Side-effects of antipsychotic treatment are important factors in patients' compliance with treatment regimens. Of particular relevance to compliance are extrapyramidal symptoms (EPS), sedation, weight gain and sexual dysfunction. The new, atypical antipsychotics offer several tolerability benefits over conventional neuroleptics, particularly with respect to EPS. However, differences in their receptor binding characteristics result in different side-effect profiles. All novel antipsychotics have a high 5-HT2 to D2 receptor binding ratio, which is postulated to be important for a low liability for EPS. Ziprasidone, a new antipsychotic in the late stages of clinical development, has a low affinity for some receptor types, activation of which has been linked with adverse events such as sedation, postural hypotension, weight gain and cognitive impairment; for example, ziprasidone has minimal activity at muscarinic (M1), histaminergic (H1) and α1-adrenergic receptors. In short- and long-term clinical trials, ziprasidone had a low liability for side-effects typically associated with poor compliance, such as EPS, weight gain and sexual dysfunction. The tolerability profiles of the new antipsychotics represent a major improvement over the older neuroleptics. The more favourable the benefit/risk ratios of these new drugs throughout all phases of treatment, the greater the likelihood that patients will have better outcomes.

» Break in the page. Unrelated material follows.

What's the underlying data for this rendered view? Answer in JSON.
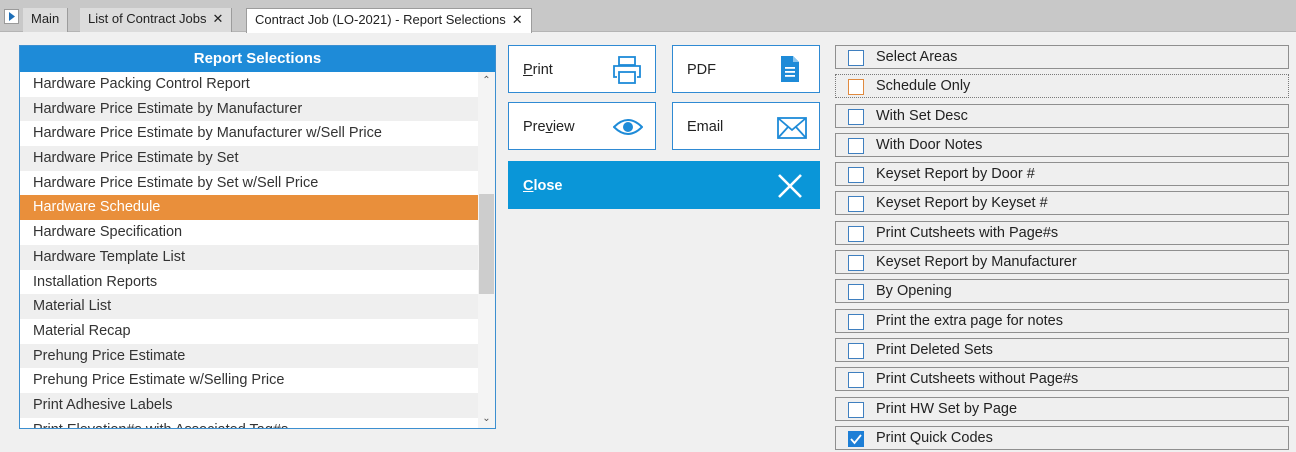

|Original language||English (US)|
|Journal||International clinical psychopharmacology|
|Issue number||SUPPL. 1|
|State||Published - Mar 6 2001|
ASJC Scopus subject areas
- Psychiatry and Mental health
- Pharmacology (medical)